Tree Removal, Replanting Done for Public Safety
The City takes great pride in maintaining its urban forest and appreciates the benefits of trees (there are over 500 in the downtown area alone) in our community. A recent decision to replace two trees downtown and to remove two others due to safety concerns was not taken lightly. However, the safety of our citizens, their children and the City’s visitors is paramount. When the location permits, our City is determined to replace any tree that must be removed for safety reasons.
The trees identified for removal ranged in height from 50 to 80 feet and have an estimated weight of 3 to 6 tons depending on the size of the individual tree. More than $18,000 was spent on studies and peer reviews involving three different professional arborists who are all certified by the International Society of Arborists (ISA). During the studies, scientific techniques were employed to gather information about the internal health of the trees, including resistograph and sonic tomograph testing to measure internal decay. This process resulted in a clear consensus to replace two trees (one on Broadway and one on Glenneyre).
Two trees located on Mermaid Street had one arborist documenting that the risk to the public was “high” and not appropriate given the proximity and frequency of people, vehicles and structures around the areas where the trees could fall. The other arborist thought that trimming the crown and removing limbs on the trees could reduce, but not eliminate, the danger levels to “moderate” or “low.” Given the stakes involved, the decision was made to protect the public and remove the trees.

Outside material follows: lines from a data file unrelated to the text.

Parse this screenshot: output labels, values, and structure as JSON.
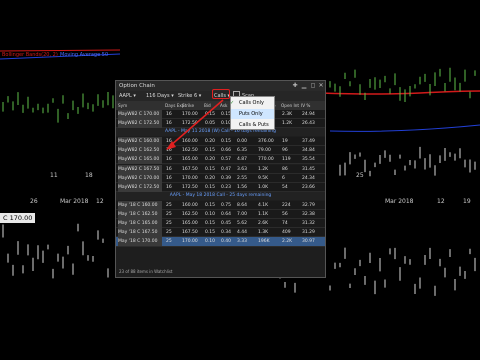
{
  "chart": {
    "legend_red": "Bollinger Bands(20, 2)",
    "legend_blue": "Moving Average 50",
    "date_labels": [
      "11",
      "18",
      "25",
      "Mar 2018",
      "12",
      "19"
    ],
    "date_labels_lower": [
      "26",
      "Mar 2018",
      "12"
    ],
    "price_tag": "C 170.00",
    "colors": {
      "bg": "#000000",
      "red_line": "#d21a1a",
      "blue_line": "#2240d8",
      "candle": "#d8d8d8",
      "green_candle": "#5fbf4a"
    }
  },
  "window": {
    "title": "Option Chain",
    "symbol": "AAPL",
    "expiry": "116 Days",
    "strike": "Strike 6",
    "calls_select": "Calls",
    "scan_label": "Scan"
  },
  "columns": [
    "Sym",
    "Days Exp",
    "Strike",
    "Bid",
    "Ask",
    "Last",
    "Volume",
    "Open Int",
    "IV %"
  ],
  "rows_top": [
    {
      "sym": "MayW82 C 170.00",
      "days": "16",
      "strike": "170.00",
      "c1": "0.15",
      "c2": "0.15",
      "c3": "0.10",
      "c4": "0.55",
      "c5": "2.3K",
      "c6": "24.94"
    },
    {
      "sym": "MayW82 C 172.50",
      "days": "16",
      "strike": "172.50",
      "c1": "0.05",
      "c2": "0.10",
      "c3": "0.05",
      "c4": "0.30",
      "c5": "1.2K",
      "c6": "26.43"
    }
  ],
  "group1": "AAPL - May 11 2018 (W) Call - 16 days remaining",
  "rows_mid": [
    {
      "sym": "MayW82 C 160.00",
      "days": "16",
      "strike": "160.00",
      "c1": "0.20",
      "c2": "0.15",
      "c3": "0.00",
      "c4": "376.00",
      "c5": "19",
      "c6": "37.49"
    },
    {
      "sym": "MayW82 C 162.50",
      "days": "16",
      "strike": "162.50",
      "c1": "0.15",
      "c2": "0.66",
      "c3": "6.35",
      "c4": "79.00",
      "c5": "96",
      "c6": "34.84"
    },
    {
      "sym": "MayW82 C 165.00",
      "days": "16",
      "strike": "165.00",
      "c1": "0.20",
      "c2": "0.57",
      "c3": "4.87",
      "c4": "770.00",
      "c5": "119",
      "c6": "35.54"
    },
    {
      "sym": "MayW82 C 167.50",
      "days": "16",
      "strike": "167.50",
      "c1": "0.15",
      "c2": "0.47",
      "c3": "3.63",
      "c4": "1.2K",
      "c5": "86",
      "c6": "31.45"
    },
    {
      "sym": "MayW82 C 170.00",
      "days": "16",
      "strike": "170.00",
      "c1": "0.20",
      "c2": "0.39",
      "c3": "2.55",
      "c4": "9.5K",
      "c5": "6",
      "c6": "24.34"
    },
    {
      "sym": "MayW82 C 172.50",
      "days": "16",
      "strike": "172.50",
      "c1": "0.15",
      "c2": "0.23",
      "c3": "1.56",
      "c4": "1.0K",
      "c5": "54",
      "c6": "23.66"
    }
  ],
  "group2": "AAPL - May 18 2018 Call - 25 days remaining",
  "rows_bot": [
    {
      "sym": "May '18 C 160.00",
      "days": "25",
      "strike": "160.00",
      "c1": "0.15",
      "c2": "0.75",
      "c3": "8.64",
      "c4": "4.1K",
      "c5": "224",
      "c6": "32.79"
    },
    {
      "sym": "May '18 C 162.50",
      "days": "25",
      "strike": "162.50",
      "c1": "0.10",
      "c2": "0.64",
      "c3": "7.00",
      "c4": "1.1K",
      "c5": "56",
      "c6": "32.38"
    },
    {
      "sym": "May '18 C 165.00",
      "days": "25",
      "strike": "165.00",
      "c1": "0.15",
      "c2": "0.45",
      "c3": "5.62",
      "c4": "2.6K",
      "c5": "74",
      "c6": "31.32"
    },
    {
      "sym": "May '18 C 167.50",
      "days": "25",
      "strike": "167.50",
      "c1": "0.15",
      "c2": "0.34",
      "c3": "4.44",
      "c4": "1.3K",
      "c5": "409",
      "c6": "31.29"
    },
    {
      "sym": "May '18 C 170.00",
      "days": "25",
      "strike": "170.00",
      "c1": "0.10",
      "c2": "0.40",
      "c3": "3.33",
      "c4": "196K",
      "c5": "2.2K",
      "c6": "30.97"
    }
  ],
  "footer": "23 of 88 items in Watchlist",
  "dropdown": {
    "items": [
      "Calls Only",
      "Puts Only",
      "Calls & Puts"
    ],
    "checked_index": 0,
    "highlighted_index": 1
  }
}
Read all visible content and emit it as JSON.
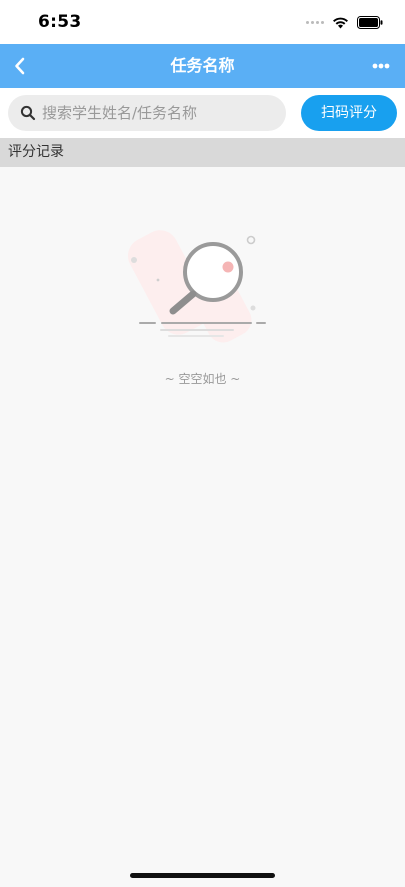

The results of all tests were made available to the public and discussed at the Dec. 11, 2018, City Council meeting.
On July 16, 2018, a 35-foot eucalyptus tree in front of 580 Broadway suddenly fell on the road, smashed a parked car and also hit a travelling car. Fortunately, no one was hurt, but it serves as a reminder that decaying trees can be a threat to public safety and that is something the City of Laguna Beach takes very seriously.
City staff is pleased to be planting 30 new trees in vacant tree wells in the downtown area. The City is evaluating different tree well treatments (brick, grates, or permeable bark) and will consider the appropriate tree well treatments along with other possible improvements to lighting, streets, trash enclosures, parking, etc. It makes sense that time is taken to coordinate future improvements to ensure that they complement each other, and that construction-related disruptions are minimized.
Removing trees that have been a part of our community’s canopy for years is not something any of us like to do. However, when faced with expert recommendations and scientific information that the trees are not safe, the City must always act to protect the public.
John Pietig is the city manager of Laguna Beach.